Treatment is challenging because it is a rare disorder and most reports do not refer to interventions. There is one report of improvement with systemic corticoid.
1. El Darouti MA, Marzouk SA, Mashaly HM, El Nabarawi EA, Abdel-Halim MR, El Komy MM, et al. Lipedema and lipedematous alopecia: report of 10 news cases. Eur J Dermatol. 2007:17;351-2. [ Links ]
2. Martín JM, Monteagudo C, Montesinos E, Guijarro J, Llombart B, Jordá E. Lipedematous scalp and lipedematous alopecia: a clinical and histologic analysis of 3 cases. J Am Acad Dermatol. 2005:52;152-6. [ Links ]
3. Mansur AT, Yasar S, Aydingöz IE, Göktay F, Ozdemir N, Sungurlu F. Colocalization of lipematous scalp and nevus lipomatosus superficialis: a case report. J Cutan Pathol. 2006;34:342-5. [ Links ]
4. Yasar S, Mansur AT, Göktay F, Sungurlu F, Vardar Aker F, Ozkara S. Lipedematous scalp and lipedematous alopecia: report of three cases in white adults. J Dermatol. 2007:34;124-30. [ Links ]
5. Rowan DM, Simpson A, Wong KP. Lipedematous scalp in child. Pediatr Dermatol. 2006;23:276-8. [ Links ]
6. Scheufler O, Kania NM, Heinrichs CM, Exner K. Hyperplasia of the subcutaneous adipose tissue is the primary histopathologic abnormality in lipedematous scalp. Am J Dermatopathol. 2003;25:248-52. [ Links ]
7. Kavak A, Yuceer D, Yildirim U, Baykal C, Sarisoy HT. Lipedematous scalp: a rare entity. J Dermatol. 2008;35:102-5. [ Links ]
8. González-Guerra E, Haro R, Angulo J, Del Carmen Fariña M, Martín L, Requena L. Lipedematous alopecia: an uncommon clinicopathologic variant of nonscarring but permanent alopecia. Int J Dermatol. 2008:47;605-9. [ Links ]
Mailing Address: Recebido
em 20.03.2009. *
Work conducted at a private clinic in Joaçaba (SC) and at Universidade
Catolica de Pelotas - Pelotas (RS), Brazil.
Roberto Rheingantz da Cunha Filho
Rua Roberto Trompowsky, 194, - Centro
89600 000 Joaçaba, SC
Tel./fax: 49 3522-1269
Aprovado pelo Conselho Consultivo e aceito para publicação em 31.07.09.
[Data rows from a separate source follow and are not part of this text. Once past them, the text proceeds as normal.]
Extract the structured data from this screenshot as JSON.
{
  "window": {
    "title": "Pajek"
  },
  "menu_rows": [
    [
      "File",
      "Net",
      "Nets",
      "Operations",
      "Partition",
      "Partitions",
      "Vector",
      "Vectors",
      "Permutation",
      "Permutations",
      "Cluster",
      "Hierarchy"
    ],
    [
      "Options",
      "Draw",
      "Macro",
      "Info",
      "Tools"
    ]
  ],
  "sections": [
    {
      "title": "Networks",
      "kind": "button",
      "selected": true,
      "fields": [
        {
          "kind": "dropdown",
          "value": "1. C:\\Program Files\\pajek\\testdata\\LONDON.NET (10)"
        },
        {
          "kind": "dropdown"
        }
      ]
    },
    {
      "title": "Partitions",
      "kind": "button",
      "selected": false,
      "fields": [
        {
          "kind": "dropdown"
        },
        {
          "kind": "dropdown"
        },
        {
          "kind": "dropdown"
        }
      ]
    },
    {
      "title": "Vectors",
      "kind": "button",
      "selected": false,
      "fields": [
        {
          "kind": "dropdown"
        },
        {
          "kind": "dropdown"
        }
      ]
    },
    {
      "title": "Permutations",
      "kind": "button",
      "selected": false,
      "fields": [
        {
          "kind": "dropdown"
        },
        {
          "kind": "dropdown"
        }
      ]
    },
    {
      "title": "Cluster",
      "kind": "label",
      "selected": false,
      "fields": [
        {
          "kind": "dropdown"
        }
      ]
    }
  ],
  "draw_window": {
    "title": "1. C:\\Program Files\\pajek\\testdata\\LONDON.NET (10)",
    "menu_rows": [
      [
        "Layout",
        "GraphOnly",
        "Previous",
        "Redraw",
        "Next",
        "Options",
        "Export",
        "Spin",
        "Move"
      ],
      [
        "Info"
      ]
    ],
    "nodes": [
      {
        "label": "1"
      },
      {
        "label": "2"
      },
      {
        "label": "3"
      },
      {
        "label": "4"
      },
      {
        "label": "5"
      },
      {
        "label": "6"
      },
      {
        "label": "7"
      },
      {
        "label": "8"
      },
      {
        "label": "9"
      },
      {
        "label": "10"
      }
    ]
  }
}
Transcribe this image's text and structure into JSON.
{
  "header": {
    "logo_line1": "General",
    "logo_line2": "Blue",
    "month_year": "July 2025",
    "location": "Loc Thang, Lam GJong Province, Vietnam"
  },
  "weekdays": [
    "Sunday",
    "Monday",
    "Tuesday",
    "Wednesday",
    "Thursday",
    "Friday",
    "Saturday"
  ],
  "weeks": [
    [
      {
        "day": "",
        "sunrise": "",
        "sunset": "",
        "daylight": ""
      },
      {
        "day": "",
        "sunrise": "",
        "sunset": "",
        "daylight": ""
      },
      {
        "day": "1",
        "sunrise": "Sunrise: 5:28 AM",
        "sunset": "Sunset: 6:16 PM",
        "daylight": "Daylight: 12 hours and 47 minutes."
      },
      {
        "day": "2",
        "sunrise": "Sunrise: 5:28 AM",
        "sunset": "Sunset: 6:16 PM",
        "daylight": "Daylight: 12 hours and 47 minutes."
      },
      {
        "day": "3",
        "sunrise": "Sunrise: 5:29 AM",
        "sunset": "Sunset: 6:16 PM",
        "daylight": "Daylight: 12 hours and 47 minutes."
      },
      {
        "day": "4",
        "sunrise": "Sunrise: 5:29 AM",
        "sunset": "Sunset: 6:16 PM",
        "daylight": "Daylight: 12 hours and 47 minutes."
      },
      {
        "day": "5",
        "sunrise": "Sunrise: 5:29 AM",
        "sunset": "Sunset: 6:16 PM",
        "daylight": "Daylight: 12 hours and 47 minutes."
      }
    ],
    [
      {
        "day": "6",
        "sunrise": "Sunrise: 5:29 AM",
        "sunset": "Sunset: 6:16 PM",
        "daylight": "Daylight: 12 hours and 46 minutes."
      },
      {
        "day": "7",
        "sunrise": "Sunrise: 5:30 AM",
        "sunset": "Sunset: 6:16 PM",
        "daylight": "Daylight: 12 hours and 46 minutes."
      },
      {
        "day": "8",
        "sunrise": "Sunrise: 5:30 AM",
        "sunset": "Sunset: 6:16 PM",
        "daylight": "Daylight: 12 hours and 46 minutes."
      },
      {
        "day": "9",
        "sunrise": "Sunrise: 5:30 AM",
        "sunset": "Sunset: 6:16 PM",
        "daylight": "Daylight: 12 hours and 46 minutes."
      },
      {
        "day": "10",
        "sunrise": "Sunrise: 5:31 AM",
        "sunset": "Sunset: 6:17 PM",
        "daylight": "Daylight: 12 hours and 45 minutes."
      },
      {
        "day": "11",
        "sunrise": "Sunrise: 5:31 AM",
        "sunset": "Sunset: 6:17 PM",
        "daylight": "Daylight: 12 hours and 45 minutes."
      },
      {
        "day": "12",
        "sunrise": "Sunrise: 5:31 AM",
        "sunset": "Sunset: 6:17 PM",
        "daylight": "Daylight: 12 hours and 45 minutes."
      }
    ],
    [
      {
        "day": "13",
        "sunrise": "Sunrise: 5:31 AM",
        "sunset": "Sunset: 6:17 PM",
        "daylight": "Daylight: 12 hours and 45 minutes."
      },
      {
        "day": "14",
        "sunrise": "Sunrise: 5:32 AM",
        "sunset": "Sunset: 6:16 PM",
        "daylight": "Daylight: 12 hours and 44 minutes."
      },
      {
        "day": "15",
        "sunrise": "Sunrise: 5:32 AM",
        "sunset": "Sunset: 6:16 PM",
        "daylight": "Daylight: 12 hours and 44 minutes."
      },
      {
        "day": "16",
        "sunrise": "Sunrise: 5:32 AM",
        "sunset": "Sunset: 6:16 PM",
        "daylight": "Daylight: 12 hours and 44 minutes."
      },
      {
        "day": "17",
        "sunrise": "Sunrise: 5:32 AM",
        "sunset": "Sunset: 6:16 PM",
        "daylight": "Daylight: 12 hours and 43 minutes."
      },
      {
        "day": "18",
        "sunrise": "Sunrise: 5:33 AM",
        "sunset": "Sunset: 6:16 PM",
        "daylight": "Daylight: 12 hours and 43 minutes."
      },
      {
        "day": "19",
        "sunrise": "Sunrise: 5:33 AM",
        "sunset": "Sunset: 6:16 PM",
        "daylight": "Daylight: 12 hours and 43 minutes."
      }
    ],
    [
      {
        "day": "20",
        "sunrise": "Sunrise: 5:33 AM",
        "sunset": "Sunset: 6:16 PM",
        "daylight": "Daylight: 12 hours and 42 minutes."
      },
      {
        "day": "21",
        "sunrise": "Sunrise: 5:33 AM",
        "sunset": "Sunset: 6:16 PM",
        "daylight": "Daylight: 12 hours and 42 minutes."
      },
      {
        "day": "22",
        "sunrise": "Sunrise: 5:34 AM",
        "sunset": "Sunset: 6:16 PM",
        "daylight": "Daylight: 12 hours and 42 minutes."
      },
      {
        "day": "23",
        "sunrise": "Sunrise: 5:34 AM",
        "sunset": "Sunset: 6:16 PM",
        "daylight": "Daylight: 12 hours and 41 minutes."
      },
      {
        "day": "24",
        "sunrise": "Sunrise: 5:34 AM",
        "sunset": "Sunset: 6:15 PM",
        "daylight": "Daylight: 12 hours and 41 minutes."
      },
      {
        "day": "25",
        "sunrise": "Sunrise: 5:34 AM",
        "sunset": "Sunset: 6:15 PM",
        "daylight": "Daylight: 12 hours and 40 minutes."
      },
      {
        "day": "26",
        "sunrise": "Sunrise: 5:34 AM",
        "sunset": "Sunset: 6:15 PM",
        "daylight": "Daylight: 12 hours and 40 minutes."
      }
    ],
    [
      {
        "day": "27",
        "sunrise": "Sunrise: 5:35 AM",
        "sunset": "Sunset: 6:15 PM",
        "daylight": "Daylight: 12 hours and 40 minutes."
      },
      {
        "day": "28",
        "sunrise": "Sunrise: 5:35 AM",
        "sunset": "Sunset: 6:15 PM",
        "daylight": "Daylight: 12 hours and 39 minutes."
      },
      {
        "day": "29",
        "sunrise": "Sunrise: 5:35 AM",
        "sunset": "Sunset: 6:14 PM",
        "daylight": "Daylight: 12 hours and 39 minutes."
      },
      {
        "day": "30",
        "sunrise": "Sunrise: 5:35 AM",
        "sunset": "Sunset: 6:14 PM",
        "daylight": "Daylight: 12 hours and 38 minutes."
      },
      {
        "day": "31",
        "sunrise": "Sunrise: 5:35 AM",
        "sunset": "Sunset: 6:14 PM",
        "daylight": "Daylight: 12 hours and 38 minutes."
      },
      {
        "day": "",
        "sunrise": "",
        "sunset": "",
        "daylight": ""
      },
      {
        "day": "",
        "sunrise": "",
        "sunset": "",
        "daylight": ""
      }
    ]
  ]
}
Conflict of interest: None.
Financial Support: None.
* Work conducted at a private clinic in Joaçaba (SC) and at Universidade Catolica de Pelotas - Pelotas (RS), Brazil.